When fear tries to destroy my vision, I need to go back to the original, check to see if it was a good vision in the first place, and if it was good, to remember who is for me -- God. I still need to get out of bed. Seriously, I am not interested in being God's robot or zombie. He's not interested in making me one either.

As I start the new year, I am putting some vim,  energy and enthusiasm for vision, intention, and means into my days. Not to be confused by VIM -- vendor independent messaging…whatever that means to computer knowledgeable people (my goodness, the things I learn…and get distracted by…when I look up material for this blog).  

Wednesday, January 01, 2014

Happy New Year on This 8th Day of Christmas

"To be able to look backward and say, 'This, this has been the finest year of my life' -- that is glorious! But anticipation! To be able to look ahead and say, 'The present year can and SHALL be better!' -- that is more glorious! 

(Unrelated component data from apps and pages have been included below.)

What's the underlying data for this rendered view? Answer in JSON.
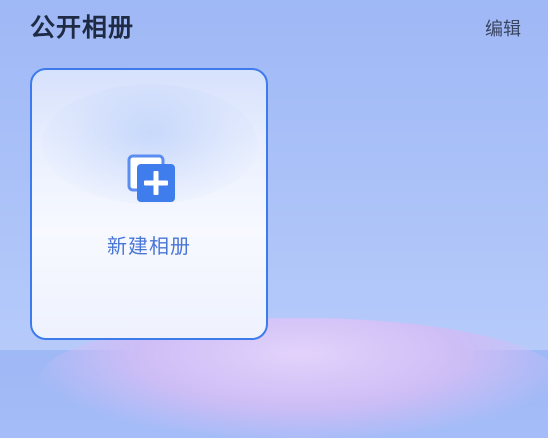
{
  "header": {
    "title": "公开相册",
    "edit_label": "编辑"
  },
  "album_card": {
    "label": "新建相册",
    "icon": "add-photo-icon"
  },
  "colors": {
    "accent": "#3d7bec",
    "label": "#4a76d6",
    "title": "#1f2a44"
  }
}
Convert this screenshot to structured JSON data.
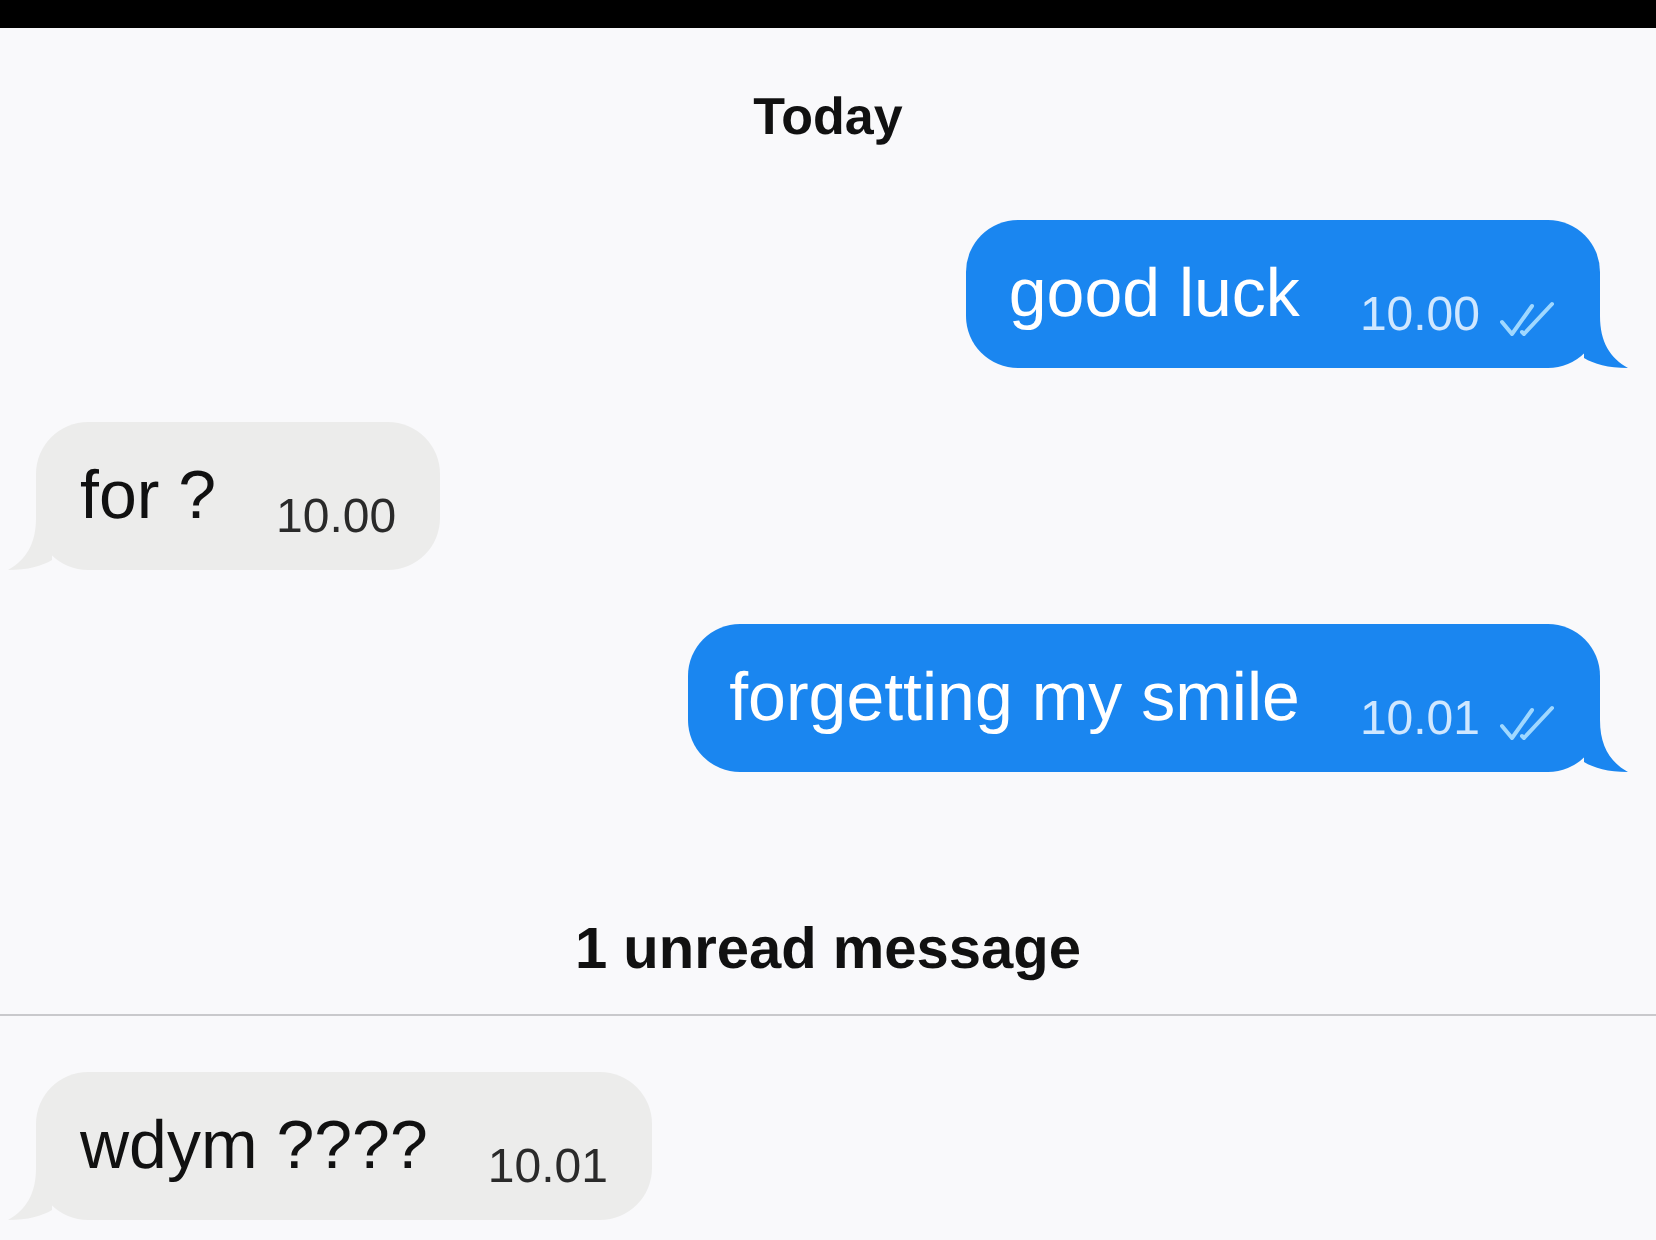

"If we said such things about our achievements, we would be consummate egotists. But if we are speaking of God's kindness, and we speak truly, we are but grateful. And this is what I do witness. I have done nothing but open windows -- God has done all the rest. There have been few if any conspicuous achievements. There has been a succession of marvelous experiences of the friendship of God." 

Letters of Frank Laubach